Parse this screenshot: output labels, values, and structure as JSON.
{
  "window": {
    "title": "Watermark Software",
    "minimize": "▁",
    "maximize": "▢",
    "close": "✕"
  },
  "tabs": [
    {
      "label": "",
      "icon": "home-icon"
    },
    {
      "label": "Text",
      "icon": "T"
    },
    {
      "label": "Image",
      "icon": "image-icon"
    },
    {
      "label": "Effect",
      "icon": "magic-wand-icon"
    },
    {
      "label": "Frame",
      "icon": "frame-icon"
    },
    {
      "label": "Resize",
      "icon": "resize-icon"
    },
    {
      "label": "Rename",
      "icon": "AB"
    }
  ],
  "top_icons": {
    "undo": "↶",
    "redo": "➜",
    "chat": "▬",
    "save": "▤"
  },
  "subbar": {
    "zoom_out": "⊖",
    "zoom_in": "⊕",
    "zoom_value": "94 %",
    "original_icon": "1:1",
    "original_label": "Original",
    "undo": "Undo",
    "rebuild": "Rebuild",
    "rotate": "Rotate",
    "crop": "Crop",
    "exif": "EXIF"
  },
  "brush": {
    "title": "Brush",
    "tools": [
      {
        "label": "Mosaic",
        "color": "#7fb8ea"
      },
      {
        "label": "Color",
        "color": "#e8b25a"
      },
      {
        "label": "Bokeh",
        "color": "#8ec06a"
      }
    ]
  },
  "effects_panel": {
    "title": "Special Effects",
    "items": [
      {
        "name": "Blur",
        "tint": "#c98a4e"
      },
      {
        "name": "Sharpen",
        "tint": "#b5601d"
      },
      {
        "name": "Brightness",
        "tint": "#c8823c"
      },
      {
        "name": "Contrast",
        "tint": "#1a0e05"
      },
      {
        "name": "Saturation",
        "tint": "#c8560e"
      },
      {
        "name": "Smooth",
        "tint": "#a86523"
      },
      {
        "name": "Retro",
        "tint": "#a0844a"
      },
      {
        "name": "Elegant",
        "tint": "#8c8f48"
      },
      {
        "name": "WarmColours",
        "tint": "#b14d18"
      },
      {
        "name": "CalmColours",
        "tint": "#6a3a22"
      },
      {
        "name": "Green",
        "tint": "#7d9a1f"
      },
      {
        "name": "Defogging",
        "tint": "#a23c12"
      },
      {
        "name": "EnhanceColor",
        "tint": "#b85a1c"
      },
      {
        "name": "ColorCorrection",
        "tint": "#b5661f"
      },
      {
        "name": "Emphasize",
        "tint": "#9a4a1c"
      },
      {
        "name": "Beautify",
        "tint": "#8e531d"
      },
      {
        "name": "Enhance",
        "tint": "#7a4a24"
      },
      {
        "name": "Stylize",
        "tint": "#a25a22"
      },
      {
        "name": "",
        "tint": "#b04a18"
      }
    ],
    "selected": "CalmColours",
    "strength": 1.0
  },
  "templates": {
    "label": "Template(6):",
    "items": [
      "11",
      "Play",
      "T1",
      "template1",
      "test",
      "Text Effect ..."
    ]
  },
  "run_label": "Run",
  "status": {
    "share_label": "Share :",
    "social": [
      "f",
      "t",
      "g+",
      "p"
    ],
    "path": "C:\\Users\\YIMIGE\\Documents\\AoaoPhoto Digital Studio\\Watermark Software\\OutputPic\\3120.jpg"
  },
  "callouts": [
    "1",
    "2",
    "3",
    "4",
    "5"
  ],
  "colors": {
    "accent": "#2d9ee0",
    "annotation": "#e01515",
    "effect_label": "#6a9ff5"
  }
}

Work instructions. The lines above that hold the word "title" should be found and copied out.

Solution to this exercise.
    "title": "Watermark Software",
    "title": "Brush",
    "title": "Special Effects",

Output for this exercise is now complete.